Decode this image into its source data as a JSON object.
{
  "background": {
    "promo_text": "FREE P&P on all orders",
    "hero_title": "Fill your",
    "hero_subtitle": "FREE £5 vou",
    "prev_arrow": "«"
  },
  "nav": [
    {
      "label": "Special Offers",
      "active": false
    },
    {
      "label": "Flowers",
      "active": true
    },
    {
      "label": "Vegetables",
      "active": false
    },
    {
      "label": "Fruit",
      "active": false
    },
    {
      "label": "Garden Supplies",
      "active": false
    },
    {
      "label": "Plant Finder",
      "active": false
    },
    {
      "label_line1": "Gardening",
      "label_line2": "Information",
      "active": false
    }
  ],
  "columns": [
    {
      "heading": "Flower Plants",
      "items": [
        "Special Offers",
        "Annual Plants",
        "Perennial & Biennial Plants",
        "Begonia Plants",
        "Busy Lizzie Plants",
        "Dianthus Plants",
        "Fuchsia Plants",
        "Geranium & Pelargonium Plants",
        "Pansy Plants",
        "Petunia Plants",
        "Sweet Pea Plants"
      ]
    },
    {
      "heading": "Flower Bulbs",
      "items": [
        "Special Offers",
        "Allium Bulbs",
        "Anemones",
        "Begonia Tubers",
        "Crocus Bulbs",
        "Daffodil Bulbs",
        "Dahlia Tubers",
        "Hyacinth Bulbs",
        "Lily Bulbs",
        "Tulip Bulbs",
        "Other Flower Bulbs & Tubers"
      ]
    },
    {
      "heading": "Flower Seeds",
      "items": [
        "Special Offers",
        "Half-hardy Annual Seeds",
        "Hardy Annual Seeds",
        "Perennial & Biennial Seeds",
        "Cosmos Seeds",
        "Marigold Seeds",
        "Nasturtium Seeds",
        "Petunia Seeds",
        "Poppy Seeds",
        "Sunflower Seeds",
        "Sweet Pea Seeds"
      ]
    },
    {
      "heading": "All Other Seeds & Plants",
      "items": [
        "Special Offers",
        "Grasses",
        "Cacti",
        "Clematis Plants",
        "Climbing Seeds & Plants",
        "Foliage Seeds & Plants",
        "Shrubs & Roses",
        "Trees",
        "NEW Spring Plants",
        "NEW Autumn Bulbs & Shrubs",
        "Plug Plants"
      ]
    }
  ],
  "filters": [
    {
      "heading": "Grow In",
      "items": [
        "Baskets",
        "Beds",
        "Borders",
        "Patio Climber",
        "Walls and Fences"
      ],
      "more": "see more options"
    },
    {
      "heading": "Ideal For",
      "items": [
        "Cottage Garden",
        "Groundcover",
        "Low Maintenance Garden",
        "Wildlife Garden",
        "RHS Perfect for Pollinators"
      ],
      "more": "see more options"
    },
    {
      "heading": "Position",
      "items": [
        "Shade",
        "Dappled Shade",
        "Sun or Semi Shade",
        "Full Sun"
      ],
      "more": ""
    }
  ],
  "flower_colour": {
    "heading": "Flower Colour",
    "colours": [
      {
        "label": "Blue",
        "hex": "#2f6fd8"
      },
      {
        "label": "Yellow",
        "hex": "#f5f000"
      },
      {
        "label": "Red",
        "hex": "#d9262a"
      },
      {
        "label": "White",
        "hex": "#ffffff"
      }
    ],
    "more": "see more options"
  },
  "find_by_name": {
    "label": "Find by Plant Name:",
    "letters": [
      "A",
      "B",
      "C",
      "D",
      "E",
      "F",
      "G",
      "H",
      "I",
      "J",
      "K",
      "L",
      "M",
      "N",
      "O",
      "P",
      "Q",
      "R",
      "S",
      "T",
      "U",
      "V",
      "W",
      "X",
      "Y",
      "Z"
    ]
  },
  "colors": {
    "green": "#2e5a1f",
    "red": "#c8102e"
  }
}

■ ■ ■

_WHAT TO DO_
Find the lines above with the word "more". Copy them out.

_REPLY TO THE TASK_
      "more": "see more options"
      "more": "see more options"
      "more": ""
    "more": "see more options"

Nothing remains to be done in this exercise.